Records from a collection

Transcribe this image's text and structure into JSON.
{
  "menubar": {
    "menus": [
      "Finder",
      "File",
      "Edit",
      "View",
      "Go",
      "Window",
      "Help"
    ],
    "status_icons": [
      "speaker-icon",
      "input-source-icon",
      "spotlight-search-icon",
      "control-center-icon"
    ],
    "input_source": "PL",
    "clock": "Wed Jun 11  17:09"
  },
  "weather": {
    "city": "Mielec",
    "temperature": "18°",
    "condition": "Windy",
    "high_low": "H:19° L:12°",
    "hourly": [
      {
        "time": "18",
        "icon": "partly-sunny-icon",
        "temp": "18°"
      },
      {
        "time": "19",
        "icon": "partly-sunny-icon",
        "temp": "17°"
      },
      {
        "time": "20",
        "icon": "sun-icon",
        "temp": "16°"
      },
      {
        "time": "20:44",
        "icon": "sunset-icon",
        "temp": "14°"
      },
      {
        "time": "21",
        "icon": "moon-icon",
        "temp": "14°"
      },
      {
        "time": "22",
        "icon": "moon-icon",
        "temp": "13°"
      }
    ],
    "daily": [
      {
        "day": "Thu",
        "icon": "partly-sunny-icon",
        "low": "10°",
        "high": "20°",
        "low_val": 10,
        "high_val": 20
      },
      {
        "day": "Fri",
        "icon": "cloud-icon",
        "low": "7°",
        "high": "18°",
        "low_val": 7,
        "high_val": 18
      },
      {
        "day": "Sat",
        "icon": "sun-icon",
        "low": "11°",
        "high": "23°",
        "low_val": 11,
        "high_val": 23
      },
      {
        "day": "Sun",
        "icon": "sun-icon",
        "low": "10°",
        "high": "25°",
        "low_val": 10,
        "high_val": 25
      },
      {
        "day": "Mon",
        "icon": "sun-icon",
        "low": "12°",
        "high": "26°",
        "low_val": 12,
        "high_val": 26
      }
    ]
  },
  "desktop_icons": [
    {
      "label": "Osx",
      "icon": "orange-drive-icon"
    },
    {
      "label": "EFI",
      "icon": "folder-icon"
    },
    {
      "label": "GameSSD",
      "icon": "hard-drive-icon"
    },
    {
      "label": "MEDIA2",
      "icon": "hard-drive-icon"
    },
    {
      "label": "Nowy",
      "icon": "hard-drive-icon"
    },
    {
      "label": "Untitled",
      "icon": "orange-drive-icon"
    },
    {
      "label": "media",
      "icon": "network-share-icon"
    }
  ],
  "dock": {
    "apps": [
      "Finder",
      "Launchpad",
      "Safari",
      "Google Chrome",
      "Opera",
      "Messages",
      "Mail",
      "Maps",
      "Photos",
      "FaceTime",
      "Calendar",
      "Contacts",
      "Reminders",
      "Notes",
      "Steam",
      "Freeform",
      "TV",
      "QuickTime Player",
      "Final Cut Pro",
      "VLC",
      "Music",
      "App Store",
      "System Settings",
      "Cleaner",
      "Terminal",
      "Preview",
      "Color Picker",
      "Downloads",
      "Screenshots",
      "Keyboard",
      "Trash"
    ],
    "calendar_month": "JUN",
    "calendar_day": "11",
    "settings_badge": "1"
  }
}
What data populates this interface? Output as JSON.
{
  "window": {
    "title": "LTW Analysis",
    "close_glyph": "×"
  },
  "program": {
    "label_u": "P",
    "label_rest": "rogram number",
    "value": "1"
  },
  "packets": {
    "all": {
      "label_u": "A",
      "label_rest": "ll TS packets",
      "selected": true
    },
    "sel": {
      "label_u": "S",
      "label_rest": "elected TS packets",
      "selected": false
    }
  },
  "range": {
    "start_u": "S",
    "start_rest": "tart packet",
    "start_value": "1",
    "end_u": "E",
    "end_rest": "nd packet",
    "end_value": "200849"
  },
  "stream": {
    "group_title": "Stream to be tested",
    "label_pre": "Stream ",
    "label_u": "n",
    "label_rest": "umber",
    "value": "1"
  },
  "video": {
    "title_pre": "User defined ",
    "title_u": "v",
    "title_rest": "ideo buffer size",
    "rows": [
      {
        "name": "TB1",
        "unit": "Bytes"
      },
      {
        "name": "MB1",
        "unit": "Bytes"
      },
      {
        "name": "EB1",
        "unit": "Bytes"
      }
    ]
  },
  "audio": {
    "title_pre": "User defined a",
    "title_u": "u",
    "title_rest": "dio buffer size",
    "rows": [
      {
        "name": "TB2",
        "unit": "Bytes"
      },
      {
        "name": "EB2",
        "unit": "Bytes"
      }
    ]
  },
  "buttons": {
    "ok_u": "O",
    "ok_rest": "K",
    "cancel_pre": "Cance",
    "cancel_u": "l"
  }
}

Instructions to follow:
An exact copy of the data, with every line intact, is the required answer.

Response to the exercise:
Transcribe this image's text and structure into JSON.
{
  "menubar": {
    "menus": [
      "Finder",
      "File",
      "Edit",
      "View",
      "Go",
      "Window",
      "Help"
    ],
    "status_icons": [
      "speaker-icon",
      "input-source-icon",
      "spotlight-search-icon",
      "control-center-icon"
    ],
    "input_source": "PL",
    "clock": "Wed Jun 11  17:09"
  },
  "weather": {
    "city": "Mielec",
    "temperature": "18°",
    "condition": "Windy",
    "high_low": "H:19° L:12°",
    "hourly": [
      {
        "time": "18",
        "icon": "partly-sunny-icon",
        "temp": "18°"
      },
      {
        "time": "19",
        "icon": "partly-sunny-icon",
        "temp": "17°"
      },
      {
        "time": "20",
        "icon": "sun-icon",
        "temp": "16°"
      },
      {
        "time": "20:44",
        "icon": "sunset-icon",
        "temp": "14°"
      },
      {
        "time": "21",
        "icon": "moon-icon",
        "temp": "14°"
      },
      {
        "time": "22",
        "icon": "moon-icon",
        "temp": "13°"
      }
    ],
    "daily": [
      {
        "day": "Thu",
        "icon": "partly-sunny-icon",
        "low": "10°",
        "high": "20°",
        "low_val": 10,
        "high_val": 20
      },
      {
        "day": "Fri",
        "icon": "cloud-icon",
        "low": "7°",
        "high": "18°",
        "low_val": 7,
        "high_val": 18
      },
      {
        "day": "Sat",
        "icon": "sun-icon",
        "low": "11°",
        "high": "23°",
        "low_val": 11,
        "high_val": 23
      },
      {
        "day": "Sun",
        "icon": "sun-icon",
        "low": "10°",
        "high": "25°",
        "low_val": 10,
        "high_val": 25
      },
      {
        "day": "Mon",
        "icon": "sun-icon",
        "low": "12°",
        "high": "26°",
        "low_val": 12,
        "high_val": 26
      }
    ]
  },
  "desktop_icons": [
    {
      "label": "Osx",
      "icon": "orange-drive-icon"
    },
    {
      "label": "EFI",
      "icon": "folder-icon"
    },
    {
      "label": "GameSSD",
      "icon": "hard-drive-icon"
    },
    {
      "label": "MEDIA2",
      "icon": "hard-drive-icon"
    },
    {
      "label": "Nowy",
      "icon": "hard-drive-icon"
    },
    {
      "label": "Untitled",
      "icon": "orange-drive-icon"
    },
    {
      "label": "media",
      "icon": "network-share-icon"
    }
  ],
  "dock": {
    "apps": [
      "Finder",
      "Launchpad",
      "Safari",
      "Google Chrome",
      "Opera",
      "Messages",
      "Mail",
      "Maps",
      "Photos",
      "FaceTime",
      "Calendar",
      "Contacts",
      "Reminders",
      "Notes",
      "Steam",
      "Freeform",
      "TV",
      "QuickTime Player",
      "Final Cut Pro",
      "VLC",
      "Music",
      "App Store",
      "System Settings",
      "Cleaner",
      "Terminal",
      "Preview",
      "Color Picker",
      "Downloads",
      "Screenshots",
      "Keyboard",
      "Trash"
    ],
    "calendar_month": "JUN",
    "calendar_day": "11",
    "settings_badge": "1"
  }
}
What data populates this interface? Output as JSON.
{
  "window": {
    "title": "LTW Analysis",
    "close_glyph": "×"
  },
  "program": {
    "label_u": "P",
    "label_rest": "rogram number",
    "value": "1"
  },
  "packets": {
    "all": {
      "label_u": "A",
      "label_rest": "ll TS packets",
      "selected": true
    },
    "sel": {
      "label_u": "S",
      "label_rest": "elected TS packets",
      "selected": false
    }
  },
  "range": {
    "start_u": "S",
    "start_rest": "tart packet",
    "start_value": "1",
    "end_u": "E",
    "end_rest": "nd packet",
    "end_value": "200849"
  },
  "stream": {
    "group_title": "Stream to be tested",
    "label_pre": "Stream ",
    "label_u": "n",
    "label_rest": "umber",
    "value": "1"
  },
  "video": {
    "title_pre": "User defined ",
    "title_u": "v",
    "title_rest": "ideo buffer size",
    "rows": [
      {
        "name": "TB1",
        "unit": "Bytes"
      },
      {
        "name": "MB1",
        "unit": "Bytes"
      },
      {
        "name": "EB1",
        "unit": "Bytes"
      }
    ]
  },
  "audio": {
    "title_pre": "User defined a",
    "title_u": "u",
    "title_rest": "dio buffer size",
    "rows": [
      {
        "name": "TB2",
        "unit": "Bytes"
      },
      {
        "name": "EB2",
        "unit": "Bytes"
      }
    ]
  },
  "buttons": {
    "ok_u": "O",
    "ok_rest": "K",
    "cancel_pre": "Cance",
    "cancel_u": "l"
  }
}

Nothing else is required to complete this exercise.